Matters of the heart

Matters of the heart

What do you really know about your heart?

In your lifetime your heart will beat around three billion times and pump enough blood to fill 5,500 large swimming pools!  Pretty good going, and luckily, unlike most of your muscles, your heart never gets tired.  It works day and night to pump blood around your body.  Even when you're resting, your heart works twice as hard as your leg muscles would if you started sprinting!


Clench your fist, that's about the size of your heart. This is quite small for one of the most powerful muscles in your body.  It is so powerful that it can squirt blood at a distance of 10 metres!

Most people think their heart is on their left side of the body because it tips slightly to this side. In fact, it sits in the middle of the chest, just in between your lungs.  Your left lung is actually a bit smaller to make room for your heart.
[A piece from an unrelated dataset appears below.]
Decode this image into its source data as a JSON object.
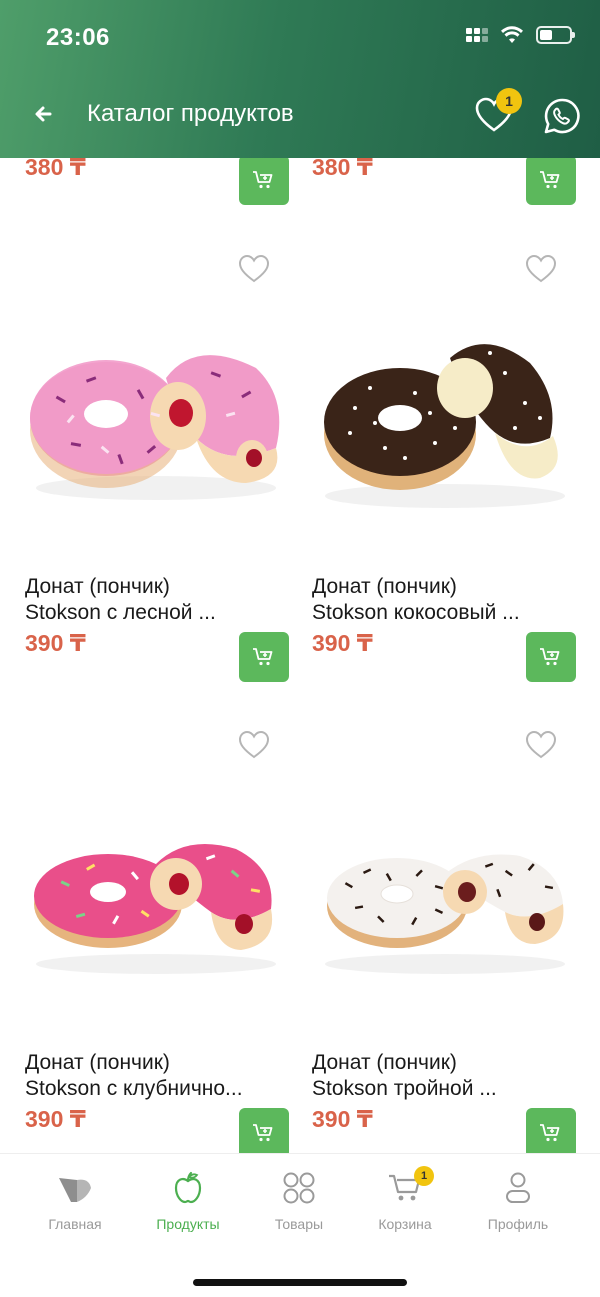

Your heart has to work hard because it carries oxygen in the red blood cells all over your body.  Its design is very clear. Blood needs to be pumped to the lungs before it can make its way around the body, but by the time the blood has gone through the lungs it has lost a lot of pressure.  So the heart is made of two pumps.  The right side pumps the blood to the lungs to get oxygen.  Then the left side gets the oxygenated blood and pumps it all round the body.

Both sides of the heart have an atrium and a ventricle.  When the blood arrives at the heart it goes into atrium.  It the gets pushed through a valve into the ventricle.  Then the stronger muscles around the ventricles push the blood back out of the heart.  It is these two pushes which make the distinctive da-dum of your heart beat.  The second push is more powerful and this is why it gets louder.  The wall of the left ventricle is much thicker, because the muscle has to push the blood a lot further.


The veins and arteries which connect to the heart are also different.  The aorta is the artery which takes the blood away from the heart to the rest of the body.  It is the biggest artery in the body, and its diameter is about the same size of a garden hosepipe!

Our hearts normally beat 72 times a minute - that's quite a lot when you think about it.  Compared to this a blue whale's heart only beats 6 times a minute, and a Hummingbird's heart can beat around 1000 times a minute. But a Hummingbird's heart is only the size of a grain of rice; the heart of the Blue Whale is the same size as a car!

And if you ever thought your dog loves you more than anyone else maybe it's because they have the largest heart to size ratio.  This means they have the biggest heart of any animal relative to its size.

Doctor Who is an alien who has more than one heart, that's just sci-fi isn't it?  Well there are actually some creatures a little closer to home that also have more than one heart.  Octopuses and squid have three hearts!  They have two hearts which pump blood to the gills.  The third heart pumps blood to the rest of the body.


There are actually some humans who have more than one heart.  But they weren't born with them.  It is called a piggyback heart and it is a type of heart transplant.  It is used for patients with cardiomyopathy, which can make the heart grow to twice the size it should be; the heart could then stop working.  But instead of replacing the heart with a donor heart, they just disconnect some of it and hook up the new heart right next to it.  So the new heart takes over most of the pumping and the old heart carries on working but with reduced pressure.

In 2005 there was a major breakthrough in the field when Hannah Clark had the operation reversed!  She was given the second heart as a baby but 10 years later her body rejected it.  Because her old heart had been resting all this time it was able to function properly again so doctors hooked up her old heart and it began beating all by itself again.  Follow the link to find out more about Hannah and her amazing story: